The United States Navy traces its origins to the Continental Navy, which the Continental Congress established on 13 October 1775 by authorizing the procurement, fitting out, manning, and dispatch of two armed vessels to cruise in search of munitions ships supplying the British Army in America. The legislation also established a Naval Committee to supervise the work. All together, the Continental Navy numbered some fifty ships over the course of the war, with approximately twenty warships active at its maximum strength.
After the American War for Independence, Congress sold the surviving ships of the Continental Navy and released the seamen and officers. The Constitution of the United States, ratified in 1789, empowered Congress "to provide and maintain a navy." Acting on this authority, Congress ordered the construction and manning of six frigates in 1794, and the War Department administered naval affairs from that year until Congress established the Department of the Navy on 30 April 1798.

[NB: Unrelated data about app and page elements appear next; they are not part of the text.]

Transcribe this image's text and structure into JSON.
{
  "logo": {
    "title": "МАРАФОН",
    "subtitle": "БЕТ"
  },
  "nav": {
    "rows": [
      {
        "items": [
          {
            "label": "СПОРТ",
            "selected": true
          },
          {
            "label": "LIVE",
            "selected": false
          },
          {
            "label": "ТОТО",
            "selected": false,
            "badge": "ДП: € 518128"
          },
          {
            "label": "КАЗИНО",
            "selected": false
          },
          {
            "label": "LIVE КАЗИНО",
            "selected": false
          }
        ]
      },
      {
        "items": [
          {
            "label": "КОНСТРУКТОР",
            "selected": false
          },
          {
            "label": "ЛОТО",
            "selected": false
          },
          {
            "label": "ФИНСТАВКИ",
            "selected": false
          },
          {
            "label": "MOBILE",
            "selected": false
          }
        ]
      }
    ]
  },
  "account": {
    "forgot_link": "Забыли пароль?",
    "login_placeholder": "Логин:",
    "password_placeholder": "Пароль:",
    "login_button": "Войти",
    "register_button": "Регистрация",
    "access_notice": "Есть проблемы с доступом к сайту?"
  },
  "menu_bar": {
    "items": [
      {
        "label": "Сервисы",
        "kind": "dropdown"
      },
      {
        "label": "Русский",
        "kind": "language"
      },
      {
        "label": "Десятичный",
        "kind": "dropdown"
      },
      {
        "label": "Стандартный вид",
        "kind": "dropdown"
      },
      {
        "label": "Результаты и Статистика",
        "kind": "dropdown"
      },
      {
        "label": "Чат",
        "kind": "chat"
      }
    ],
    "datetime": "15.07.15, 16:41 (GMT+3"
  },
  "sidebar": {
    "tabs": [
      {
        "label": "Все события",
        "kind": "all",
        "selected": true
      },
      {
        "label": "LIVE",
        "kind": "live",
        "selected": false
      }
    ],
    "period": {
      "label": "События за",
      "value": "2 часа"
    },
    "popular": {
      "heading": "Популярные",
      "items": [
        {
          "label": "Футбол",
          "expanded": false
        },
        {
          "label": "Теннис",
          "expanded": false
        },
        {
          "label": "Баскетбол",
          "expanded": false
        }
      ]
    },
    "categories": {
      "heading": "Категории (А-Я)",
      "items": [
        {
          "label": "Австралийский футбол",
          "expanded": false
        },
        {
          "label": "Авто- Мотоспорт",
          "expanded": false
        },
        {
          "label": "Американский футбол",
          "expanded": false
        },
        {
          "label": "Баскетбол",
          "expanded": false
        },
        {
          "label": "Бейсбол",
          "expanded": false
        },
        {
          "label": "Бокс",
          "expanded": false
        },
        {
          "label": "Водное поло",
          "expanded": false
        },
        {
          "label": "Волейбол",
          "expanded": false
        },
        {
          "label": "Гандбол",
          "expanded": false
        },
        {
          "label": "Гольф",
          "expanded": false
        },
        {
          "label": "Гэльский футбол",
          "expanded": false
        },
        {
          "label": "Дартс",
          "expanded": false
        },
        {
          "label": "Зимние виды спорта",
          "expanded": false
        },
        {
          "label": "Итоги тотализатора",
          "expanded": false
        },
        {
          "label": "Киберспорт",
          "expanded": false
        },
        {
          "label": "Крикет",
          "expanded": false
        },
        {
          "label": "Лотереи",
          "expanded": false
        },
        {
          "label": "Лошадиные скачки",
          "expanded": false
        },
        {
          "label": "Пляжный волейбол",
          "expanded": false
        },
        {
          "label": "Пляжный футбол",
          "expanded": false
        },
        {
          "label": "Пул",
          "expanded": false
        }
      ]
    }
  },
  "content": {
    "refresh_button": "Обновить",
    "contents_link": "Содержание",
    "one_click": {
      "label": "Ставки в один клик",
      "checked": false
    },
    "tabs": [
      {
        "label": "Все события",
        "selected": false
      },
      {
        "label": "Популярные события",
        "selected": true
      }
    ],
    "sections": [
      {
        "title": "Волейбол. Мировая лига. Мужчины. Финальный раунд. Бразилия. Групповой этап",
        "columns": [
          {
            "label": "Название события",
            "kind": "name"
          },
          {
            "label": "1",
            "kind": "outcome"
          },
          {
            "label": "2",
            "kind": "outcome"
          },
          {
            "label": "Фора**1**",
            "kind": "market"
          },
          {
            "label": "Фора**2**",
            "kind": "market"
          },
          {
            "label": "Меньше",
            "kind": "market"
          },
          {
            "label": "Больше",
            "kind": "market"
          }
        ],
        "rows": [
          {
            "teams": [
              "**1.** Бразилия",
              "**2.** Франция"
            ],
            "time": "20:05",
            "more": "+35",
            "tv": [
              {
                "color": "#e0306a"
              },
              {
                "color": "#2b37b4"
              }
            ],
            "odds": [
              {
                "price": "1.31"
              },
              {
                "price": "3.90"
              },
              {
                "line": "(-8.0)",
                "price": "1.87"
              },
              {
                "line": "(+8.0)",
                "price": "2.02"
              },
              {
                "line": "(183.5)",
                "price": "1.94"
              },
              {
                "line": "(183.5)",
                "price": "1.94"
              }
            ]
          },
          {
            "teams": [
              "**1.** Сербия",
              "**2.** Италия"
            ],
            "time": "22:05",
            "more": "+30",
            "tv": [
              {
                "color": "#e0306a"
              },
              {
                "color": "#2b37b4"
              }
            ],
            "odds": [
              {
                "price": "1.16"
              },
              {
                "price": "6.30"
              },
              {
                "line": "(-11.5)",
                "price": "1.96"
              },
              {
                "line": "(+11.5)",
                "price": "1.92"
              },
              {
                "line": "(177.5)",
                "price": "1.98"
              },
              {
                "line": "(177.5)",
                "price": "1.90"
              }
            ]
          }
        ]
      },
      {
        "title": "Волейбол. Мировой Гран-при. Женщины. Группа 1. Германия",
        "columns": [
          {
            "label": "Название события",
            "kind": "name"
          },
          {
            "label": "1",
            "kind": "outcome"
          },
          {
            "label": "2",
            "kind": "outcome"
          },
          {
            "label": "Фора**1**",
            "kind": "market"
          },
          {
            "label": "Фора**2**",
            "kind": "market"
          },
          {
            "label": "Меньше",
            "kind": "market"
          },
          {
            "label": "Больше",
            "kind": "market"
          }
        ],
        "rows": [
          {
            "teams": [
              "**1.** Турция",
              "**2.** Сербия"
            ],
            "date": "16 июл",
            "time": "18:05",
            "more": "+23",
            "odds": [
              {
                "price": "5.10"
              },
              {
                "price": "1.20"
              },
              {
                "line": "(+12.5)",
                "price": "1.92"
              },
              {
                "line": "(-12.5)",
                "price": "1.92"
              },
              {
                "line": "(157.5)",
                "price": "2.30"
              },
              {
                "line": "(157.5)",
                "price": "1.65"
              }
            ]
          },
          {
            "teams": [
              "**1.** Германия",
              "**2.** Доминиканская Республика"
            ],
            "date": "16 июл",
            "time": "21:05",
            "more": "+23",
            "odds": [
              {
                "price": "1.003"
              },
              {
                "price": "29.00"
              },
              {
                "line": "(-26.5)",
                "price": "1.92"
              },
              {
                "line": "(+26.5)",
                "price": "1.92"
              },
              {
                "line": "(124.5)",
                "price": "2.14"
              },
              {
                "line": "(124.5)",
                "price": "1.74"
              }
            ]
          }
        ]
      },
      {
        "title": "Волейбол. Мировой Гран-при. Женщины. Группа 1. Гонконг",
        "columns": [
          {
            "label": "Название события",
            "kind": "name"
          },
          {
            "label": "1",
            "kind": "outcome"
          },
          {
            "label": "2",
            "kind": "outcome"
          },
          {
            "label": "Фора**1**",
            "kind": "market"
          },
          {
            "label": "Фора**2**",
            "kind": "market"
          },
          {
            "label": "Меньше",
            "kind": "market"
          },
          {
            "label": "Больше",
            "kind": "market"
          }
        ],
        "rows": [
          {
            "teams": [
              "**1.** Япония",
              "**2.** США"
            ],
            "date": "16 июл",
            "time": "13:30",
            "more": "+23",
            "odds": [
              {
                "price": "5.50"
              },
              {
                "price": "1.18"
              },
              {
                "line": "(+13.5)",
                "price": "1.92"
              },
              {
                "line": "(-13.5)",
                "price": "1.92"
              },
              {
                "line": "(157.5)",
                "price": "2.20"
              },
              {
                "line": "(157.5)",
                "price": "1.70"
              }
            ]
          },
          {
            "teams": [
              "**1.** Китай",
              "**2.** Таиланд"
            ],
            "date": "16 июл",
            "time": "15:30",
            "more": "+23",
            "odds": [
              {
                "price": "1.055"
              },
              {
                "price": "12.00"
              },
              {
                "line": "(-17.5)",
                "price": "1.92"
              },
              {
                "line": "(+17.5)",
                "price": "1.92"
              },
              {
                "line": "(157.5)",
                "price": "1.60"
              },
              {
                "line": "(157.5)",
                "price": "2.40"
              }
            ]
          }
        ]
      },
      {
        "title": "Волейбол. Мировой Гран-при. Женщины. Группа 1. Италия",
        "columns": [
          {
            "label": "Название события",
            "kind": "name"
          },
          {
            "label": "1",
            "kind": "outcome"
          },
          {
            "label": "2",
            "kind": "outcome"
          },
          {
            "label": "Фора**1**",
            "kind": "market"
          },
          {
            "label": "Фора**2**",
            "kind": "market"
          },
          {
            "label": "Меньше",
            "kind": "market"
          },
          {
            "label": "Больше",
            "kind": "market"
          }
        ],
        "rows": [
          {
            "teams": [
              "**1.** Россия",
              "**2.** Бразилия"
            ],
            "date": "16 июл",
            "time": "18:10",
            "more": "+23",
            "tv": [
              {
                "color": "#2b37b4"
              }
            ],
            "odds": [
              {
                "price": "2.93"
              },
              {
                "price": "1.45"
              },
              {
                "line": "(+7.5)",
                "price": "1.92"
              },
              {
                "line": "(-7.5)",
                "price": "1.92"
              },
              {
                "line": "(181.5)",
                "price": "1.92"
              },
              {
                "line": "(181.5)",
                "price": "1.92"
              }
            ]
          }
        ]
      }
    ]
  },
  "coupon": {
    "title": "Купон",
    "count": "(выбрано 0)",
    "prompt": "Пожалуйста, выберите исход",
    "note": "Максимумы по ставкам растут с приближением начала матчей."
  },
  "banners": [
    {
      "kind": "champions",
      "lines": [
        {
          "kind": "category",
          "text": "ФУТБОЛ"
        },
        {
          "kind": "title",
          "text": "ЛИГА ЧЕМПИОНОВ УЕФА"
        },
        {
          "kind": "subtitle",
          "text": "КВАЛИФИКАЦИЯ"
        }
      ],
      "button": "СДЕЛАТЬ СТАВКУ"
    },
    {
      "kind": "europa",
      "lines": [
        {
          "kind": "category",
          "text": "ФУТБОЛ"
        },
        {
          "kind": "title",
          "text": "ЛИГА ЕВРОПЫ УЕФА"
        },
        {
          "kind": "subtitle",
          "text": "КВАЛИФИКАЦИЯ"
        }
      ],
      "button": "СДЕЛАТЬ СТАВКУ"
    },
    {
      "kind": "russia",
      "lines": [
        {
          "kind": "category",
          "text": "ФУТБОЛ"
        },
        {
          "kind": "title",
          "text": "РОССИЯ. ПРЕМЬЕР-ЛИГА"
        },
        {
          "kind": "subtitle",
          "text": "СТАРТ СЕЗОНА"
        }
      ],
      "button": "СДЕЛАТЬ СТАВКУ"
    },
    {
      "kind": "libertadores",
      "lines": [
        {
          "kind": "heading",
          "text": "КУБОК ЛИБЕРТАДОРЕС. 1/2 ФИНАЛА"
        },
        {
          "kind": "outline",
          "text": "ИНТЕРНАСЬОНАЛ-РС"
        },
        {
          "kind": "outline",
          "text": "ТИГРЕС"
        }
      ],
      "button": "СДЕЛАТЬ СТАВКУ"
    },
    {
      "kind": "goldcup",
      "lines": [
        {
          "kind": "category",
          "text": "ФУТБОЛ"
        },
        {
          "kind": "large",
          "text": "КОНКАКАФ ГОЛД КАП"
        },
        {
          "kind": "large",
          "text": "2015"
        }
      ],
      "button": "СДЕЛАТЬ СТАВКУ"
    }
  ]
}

Today, the United States Navy is the largest and most powerful navy in the world. During World War II, the United States Navy passed the Royal Navy as the world's largest navy and has since then consolidated its top position. At the same time the Royal Navy got smaller. Since the 1960s, the Soviet Navy grew up and today its successor, the Russian Navy, is the second largest navy in the world.
Today, the United States Navy is the most important tool of US foreign policy. A vital element of US power projection overseas are the Navy's Aircraft Carrier Battle Groups. The former US President Bill Clinton once said: "When word of a crisis breaks out in Washington, it's no accident that the first question that comes to everyone's lips is: 'Where's the nearest carrier?'" These Carrier Battle Groups, each with an Air Wing more powerful than most national air forces and with ships more powerful than many national navies will continue ensuring the United States a leading position in world policy.